Inheritance tax (IHT) rules for large estates are mostly the same as for any other estate. As there is no limit to IHT you are required to pay, you are liable for the full 40% levy on anything you leave to your heirs above your nil-rate band.
The rules are only different when it comes to the new main residence nil-rate band (MRNRB). If the first spouse’s estate is worth more than £2m, the remaining spouse will see their MRNRB tapered by £1 for every £2 that the deceased’s net estate exceeds £2m.
This means that, even with the more generous allowance for main residences coming into place, an estate only has to be worth £2.35 million in the 2020/21 tax year before the IHT allowance on the family home is whittled down to zero and the joint nil-rate band returns to simply the combined sum of a couple’s individual nil-rate bands or £650,000.
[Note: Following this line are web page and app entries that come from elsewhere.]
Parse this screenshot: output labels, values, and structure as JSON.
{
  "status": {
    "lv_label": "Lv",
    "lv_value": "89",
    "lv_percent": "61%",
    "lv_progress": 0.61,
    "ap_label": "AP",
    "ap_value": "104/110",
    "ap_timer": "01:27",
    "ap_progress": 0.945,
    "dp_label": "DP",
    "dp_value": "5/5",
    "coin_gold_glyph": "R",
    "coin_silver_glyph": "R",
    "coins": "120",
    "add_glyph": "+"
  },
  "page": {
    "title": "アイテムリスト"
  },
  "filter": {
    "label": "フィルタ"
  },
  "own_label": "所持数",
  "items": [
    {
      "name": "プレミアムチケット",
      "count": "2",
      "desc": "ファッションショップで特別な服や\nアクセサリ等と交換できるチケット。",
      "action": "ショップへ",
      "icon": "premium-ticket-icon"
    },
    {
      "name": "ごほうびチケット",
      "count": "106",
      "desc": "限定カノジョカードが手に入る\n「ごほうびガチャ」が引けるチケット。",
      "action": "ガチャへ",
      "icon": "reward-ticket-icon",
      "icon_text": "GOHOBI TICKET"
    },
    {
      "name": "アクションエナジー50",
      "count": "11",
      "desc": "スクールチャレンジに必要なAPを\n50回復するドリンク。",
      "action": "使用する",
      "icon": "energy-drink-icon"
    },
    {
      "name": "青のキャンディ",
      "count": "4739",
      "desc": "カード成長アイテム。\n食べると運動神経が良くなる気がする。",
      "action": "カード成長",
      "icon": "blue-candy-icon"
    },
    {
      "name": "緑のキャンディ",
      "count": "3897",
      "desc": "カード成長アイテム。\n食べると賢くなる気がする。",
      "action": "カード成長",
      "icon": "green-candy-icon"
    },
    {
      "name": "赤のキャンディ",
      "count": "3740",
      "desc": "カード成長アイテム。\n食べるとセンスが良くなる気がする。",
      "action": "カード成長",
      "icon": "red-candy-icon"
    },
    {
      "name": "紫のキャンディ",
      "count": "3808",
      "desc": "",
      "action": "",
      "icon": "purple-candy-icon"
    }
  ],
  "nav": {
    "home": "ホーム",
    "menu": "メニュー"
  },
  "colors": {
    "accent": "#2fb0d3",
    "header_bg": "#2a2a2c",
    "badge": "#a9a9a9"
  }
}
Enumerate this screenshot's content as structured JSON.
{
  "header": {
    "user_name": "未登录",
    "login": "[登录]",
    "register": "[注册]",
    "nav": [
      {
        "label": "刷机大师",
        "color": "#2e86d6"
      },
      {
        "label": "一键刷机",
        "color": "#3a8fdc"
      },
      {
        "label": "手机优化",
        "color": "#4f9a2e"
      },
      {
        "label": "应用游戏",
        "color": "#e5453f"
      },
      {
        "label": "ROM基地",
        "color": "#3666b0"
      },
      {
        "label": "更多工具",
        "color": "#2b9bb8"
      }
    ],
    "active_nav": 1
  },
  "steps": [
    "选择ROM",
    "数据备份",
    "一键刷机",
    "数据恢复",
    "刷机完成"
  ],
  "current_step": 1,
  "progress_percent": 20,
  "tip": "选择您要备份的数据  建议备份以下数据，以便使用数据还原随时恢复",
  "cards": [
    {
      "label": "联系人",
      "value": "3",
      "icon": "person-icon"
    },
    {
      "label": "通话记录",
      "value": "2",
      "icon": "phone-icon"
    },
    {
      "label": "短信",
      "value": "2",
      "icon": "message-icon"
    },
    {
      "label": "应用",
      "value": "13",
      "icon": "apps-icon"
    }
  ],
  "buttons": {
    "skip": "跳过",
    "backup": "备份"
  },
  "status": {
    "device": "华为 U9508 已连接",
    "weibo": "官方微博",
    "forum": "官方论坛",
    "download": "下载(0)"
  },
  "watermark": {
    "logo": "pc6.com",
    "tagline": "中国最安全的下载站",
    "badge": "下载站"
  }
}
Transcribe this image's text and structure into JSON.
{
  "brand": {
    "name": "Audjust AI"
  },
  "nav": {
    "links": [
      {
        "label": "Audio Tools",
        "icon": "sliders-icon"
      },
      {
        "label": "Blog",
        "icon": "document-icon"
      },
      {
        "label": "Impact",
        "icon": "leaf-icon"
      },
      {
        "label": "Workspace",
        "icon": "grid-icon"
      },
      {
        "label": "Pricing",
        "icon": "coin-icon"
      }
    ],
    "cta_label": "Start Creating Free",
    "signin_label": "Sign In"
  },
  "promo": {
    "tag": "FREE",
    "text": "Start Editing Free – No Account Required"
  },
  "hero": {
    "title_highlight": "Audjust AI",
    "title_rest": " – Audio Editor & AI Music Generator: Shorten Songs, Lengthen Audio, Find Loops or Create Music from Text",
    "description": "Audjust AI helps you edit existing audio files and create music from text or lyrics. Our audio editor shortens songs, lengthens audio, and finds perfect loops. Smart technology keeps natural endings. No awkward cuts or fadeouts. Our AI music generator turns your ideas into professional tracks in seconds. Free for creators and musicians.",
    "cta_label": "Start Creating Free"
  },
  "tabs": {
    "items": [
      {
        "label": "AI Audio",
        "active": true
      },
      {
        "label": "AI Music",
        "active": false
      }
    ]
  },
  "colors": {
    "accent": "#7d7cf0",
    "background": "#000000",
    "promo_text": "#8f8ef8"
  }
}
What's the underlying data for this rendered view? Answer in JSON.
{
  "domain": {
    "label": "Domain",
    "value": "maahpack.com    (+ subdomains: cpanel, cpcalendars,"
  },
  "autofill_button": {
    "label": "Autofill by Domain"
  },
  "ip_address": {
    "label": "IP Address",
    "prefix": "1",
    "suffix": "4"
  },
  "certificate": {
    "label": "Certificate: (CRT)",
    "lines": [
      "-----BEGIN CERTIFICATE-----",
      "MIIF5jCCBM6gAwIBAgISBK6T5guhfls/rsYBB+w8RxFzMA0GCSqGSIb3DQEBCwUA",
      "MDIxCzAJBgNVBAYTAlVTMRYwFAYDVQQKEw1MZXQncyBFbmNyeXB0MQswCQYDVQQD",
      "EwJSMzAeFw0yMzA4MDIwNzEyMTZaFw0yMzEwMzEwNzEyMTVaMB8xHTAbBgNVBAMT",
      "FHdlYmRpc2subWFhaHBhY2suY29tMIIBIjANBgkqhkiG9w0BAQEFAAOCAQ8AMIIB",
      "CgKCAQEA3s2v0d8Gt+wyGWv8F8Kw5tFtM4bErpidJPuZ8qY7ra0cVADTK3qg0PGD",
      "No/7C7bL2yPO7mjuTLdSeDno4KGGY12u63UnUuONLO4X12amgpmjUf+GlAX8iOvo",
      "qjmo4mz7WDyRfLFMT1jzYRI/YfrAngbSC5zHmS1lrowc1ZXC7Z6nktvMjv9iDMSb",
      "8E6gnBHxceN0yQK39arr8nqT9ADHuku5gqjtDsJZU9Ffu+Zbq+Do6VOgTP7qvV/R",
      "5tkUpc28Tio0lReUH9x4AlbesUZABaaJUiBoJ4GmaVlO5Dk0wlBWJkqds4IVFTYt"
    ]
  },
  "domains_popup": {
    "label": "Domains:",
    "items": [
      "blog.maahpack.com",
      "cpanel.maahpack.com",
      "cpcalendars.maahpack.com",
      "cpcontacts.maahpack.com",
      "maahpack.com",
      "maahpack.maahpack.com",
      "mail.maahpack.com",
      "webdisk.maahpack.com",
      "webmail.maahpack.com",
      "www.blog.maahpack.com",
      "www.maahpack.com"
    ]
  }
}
This is why estate planning is a must to ensure you are being as tax-efficient as possibly when it comes to passing on your legacy.
For very large estates IHT can be reduced with significant gifts to charity — an estate of any size which donates 10% of its net value to charity results in a lower IHT rate of 36% — and other means, such as placing assets into trusts.
Using trusts can be expensive, however, and sometimes outright disadvantageous, so it’s worth discussing with an expert to check that what you save in inheritance will actually cover the cost of setting up and maintaining the trust.
More novel ways for large, asset-rich but cash-poor estates to pay their inheritance tax bills include offering property in part or full payment to HMRC in lieu of cash.
The objects must be “pre-eminent for their national, scientific historic or artistic interest” and acceptance is subject to the discretion of the relevant secretary of state. Land or buildings are rarely accepted, and only if “outstanding in terms of the natural or built heritage”.
There is also the conditional exemption tax incentive scheme, which removes IHT in certain circumstances from:
The owner must agree to keep the property in the UK, care for the item, and make it available for the general public to view to meet the conditions. If the conditions are broken or the owner sells the asset, the exemption is withdrawn and IHT must be paid.